───── Excerpted records

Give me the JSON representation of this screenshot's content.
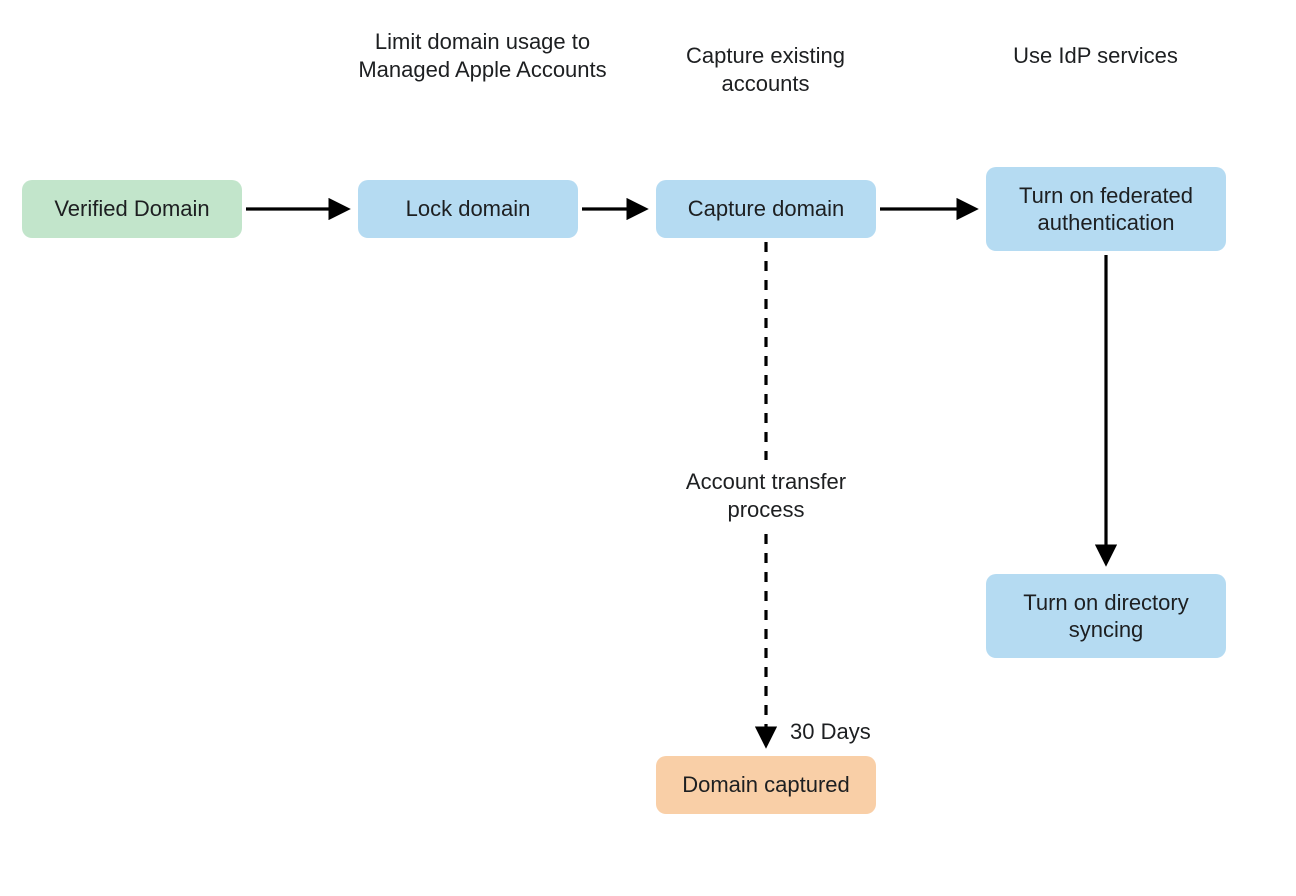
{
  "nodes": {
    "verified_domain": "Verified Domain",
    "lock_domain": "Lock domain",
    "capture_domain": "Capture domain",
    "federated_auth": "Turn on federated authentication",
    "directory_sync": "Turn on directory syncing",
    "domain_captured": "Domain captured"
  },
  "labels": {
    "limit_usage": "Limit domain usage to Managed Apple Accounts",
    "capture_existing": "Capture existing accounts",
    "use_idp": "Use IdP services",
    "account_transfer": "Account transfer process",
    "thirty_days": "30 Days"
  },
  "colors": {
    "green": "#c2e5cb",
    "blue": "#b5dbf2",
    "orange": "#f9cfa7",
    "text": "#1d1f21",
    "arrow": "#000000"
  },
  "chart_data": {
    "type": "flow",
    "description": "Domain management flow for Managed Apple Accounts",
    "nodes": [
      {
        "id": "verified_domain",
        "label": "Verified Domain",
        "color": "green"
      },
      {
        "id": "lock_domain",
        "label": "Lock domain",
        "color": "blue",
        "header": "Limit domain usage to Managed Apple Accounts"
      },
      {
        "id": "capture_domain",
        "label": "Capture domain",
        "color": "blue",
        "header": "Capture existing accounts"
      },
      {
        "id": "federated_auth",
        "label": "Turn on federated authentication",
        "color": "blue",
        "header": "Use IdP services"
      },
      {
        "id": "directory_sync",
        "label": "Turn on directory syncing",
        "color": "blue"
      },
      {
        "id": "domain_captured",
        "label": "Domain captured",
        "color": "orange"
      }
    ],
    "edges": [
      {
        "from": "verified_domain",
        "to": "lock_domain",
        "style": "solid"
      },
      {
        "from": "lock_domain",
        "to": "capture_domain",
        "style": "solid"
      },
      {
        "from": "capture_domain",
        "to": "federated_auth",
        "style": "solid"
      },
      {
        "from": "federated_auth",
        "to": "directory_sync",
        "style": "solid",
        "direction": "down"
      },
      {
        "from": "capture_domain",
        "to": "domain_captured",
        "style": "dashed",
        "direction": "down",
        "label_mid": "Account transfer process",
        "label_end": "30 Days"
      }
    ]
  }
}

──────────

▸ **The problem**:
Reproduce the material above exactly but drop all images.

▸ **Exercise output**:
Give me the JSON representation of this screenshot's content.
{
  "nodes": {
    "verified_domain": "Verified Domain",
    "lock_domain": "Lock domain",
    "capture_domain": "Capture domain",
    "federated_auth": "Turn on federated authentication",
    "directory_sync": "Turn on directory syncing",
    "domain_captured": "Domain captured"
  },
  "labels": {
    "limit_usage": "Limit domain usage to Managed Apple Accounts",
    "capture_existing": "Capture existing accounts",
    "use_idp": "Use IdP services",
    "account_transfer": "Account transfer process",
    "thirty_days": "30 Days"
  },
  "colors": {
    "green": "#c2e5cb",
    "blue": "#b5dbf2",
    "orange": "#f9cfa7",
    "text": "#1d1f21",
    "arrow": "#000000"
  },
  "chart_data": {
    "type": "flow",
    "description": "Domain management flow for Managed Apple Accounts",
    "nodes": [
      {
        "id": "verified_domain",
        "label": "Verified Domain",
        "color": "green"
      },
      {
        "id": "lock_domain",
        "label": "Lock domain",
        "color": "blue",
        "header": "Limit domain usage to Managed Apple Accounts"
      },
      {
        "id": "capture_domain",
        "label": "Capture domain",
        "color": "blue",
        "header": "Capture existing accounts"
      },
      {
        "id": "federated_auth",
        "label": "Turn on federated authentication",
        "color": "blue",
        "header": "Use IdP services"
      },
      {
        "id": "directory_sync",
        "label": "Turn on directory syncing",
        "color": "blue"
      },
      {
        "id": "domain_captured",
        "label": "Domain captured",
        "color": "orange"
      }
    ],
    "edges": [
      {
        "from": "verified_domain",
        "to": "lock_domain",
        "style": "solid"
      },
      {
        "from": "lock_domain",
        "to": "capture_domain",
        "style": "solid"
      },
      {
        "from": "capture_domain",
        "to": "federated_auth",
        "style": "solid"
      },
      {
        "from": "federated_auth",
        "to": "directory_sync",
        "style": "solid",
        "direction": "down"
      },
      {
        "from": "capture_domain",
        "to": "domain_captured",
        "style": "dashed",
        "direction": "down",
        "label_mid": "Account transfer process",
        "label_end": "30 Days"
      }
    ]
  }
}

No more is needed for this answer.